▶ Exercise: Every line that contains the word "this" is to be copied from the listing.

▶ Data supplied:
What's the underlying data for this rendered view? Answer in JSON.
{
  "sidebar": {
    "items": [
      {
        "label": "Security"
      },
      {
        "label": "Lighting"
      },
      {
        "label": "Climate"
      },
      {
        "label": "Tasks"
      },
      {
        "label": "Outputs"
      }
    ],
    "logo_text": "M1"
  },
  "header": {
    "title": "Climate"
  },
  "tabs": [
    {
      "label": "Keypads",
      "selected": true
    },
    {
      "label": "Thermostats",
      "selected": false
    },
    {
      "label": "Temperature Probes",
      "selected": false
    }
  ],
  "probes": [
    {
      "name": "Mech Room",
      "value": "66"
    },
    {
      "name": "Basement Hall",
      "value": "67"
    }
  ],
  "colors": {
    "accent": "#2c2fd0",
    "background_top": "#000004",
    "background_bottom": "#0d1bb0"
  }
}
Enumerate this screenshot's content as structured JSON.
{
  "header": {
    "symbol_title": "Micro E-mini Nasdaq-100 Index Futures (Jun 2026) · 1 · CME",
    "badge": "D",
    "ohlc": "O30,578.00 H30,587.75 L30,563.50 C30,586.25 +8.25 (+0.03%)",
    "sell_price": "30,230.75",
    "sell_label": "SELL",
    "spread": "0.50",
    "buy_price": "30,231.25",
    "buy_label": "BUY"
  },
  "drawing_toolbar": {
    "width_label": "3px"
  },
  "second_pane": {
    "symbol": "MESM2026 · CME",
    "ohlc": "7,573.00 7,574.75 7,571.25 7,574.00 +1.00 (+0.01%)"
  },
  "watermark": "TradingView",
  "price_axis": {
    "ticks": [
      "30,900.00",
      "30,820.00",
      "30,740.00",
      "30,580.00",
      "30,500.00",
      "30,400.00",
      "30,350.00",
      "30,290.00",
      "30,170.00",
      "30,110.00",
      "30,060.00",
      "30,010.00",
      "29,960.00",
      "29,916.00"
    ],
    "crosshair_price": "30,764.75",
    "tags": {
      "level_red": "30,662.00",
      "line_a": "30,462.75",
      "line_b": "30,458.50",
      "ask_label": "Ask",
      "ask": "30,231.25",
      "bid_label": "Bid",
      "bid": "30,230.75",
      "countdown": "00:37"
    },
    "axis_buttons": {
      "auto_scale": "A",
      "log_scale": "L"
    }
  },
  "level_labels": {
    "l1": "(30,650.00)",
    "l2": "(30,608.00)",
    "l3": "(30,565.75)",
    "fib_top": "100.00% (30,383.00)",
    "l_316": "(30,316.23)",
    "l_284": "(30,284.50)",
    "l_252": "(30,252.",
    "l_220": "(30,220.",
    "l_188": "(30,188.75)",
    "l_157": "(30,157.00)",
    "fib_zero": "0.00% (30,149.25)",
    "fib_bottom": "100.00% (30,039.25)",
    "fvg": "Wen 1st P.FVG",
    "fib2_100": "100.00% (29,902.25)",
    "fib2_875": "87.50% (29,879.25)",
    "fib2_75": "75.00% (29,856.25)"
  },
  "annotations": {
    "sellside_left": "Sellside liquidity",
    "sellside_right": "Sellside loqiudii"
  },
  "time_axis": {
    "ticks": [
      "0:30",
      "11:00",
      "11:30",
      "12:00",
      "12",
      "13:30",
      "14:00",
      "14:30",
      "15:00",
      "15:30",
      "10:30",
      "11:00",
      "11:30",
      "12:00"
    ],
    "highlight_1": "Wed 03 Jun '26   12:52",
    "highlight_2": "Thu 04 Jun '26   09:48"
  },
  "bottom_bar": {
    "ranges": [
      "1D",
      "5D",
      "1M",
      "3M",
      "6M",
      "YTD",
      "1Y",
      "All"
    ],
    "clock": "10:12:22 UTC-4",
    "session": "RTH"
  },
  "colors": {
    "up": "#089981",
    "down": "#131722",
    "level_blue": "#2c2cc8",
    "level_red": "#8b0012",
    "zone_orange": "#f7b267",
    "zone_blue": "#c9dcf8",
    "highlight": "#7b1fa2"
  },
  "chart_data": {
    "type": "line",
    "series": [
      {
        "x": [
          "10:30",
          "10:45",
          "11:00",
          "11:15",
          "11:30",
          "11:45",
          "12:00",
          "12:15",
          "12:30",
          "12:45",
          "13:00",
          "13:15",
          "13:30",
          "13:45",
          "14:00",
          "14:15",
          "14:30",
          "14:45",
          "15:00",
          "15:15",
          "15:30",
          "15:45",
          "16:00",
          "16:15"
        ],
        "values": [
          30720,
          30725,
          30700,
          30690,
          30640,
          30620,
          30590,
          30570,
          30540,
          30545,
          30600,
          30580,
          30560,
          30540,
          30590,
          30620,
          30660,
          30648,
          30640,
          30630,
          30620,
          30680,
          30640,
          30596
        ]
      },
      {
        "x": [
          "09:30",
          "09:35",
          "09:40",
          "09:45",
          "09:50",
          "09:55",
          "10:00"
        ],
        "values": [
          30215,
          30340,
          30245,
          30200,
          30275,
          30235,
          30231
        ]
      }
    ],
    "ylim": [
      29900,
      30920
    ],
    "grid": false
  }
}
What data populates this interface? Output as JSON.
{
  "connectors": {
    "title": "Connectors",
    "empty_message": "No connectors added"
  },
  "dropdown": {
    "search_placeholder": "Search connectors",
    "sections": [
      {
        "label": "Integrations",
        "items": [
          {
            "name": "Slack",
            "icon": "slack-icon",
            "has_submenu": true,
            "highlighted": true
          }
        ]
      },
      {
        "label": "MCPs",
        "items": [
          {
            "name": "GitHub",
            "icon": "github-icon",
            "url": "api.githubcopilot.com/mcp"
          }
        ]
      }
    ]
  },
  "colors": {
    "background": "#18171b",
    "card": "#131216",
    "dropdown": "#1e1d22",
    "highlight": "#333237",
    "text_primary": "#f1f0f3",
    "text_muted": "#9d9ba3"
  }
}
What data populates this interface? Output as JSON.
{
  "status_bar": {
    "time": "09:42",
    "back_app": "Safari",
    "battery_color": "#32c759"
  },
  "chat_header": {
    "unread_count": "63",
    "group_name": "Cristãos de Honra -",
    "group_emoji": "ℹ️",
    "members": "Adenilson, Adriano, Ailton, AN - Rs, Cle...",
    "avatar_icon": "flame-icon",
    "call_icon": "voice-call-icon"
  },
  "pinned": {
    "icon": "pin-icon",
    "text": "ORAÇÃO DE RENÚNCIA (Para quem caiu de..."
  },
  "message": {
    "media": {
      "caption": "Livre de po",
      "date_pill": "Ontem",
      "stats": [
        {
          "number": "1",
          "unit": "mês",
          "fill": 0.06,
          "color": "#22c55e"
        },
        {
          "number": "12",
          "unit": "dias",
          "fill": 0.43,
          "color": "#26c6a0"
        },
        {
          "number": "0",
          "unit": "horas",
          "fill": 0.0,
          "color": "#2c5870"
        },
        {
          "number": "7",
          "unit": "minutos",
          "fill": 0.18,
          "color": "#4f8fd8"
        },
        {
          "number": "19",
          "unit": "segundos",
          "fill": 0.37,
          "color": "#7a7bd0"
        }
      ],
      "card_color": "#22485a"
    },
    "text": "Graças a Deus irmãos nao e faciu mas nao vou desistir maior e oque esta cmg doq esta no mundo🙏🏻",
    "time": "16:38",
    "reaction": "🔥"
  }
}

▶ Task output:
What's the underlying data for this rendered view? Answer in JSON.
Enumerate this screenshot's content as structured JSON.
What data populates this interface? Output as JSON.
What data populates this interface? Output as JSON.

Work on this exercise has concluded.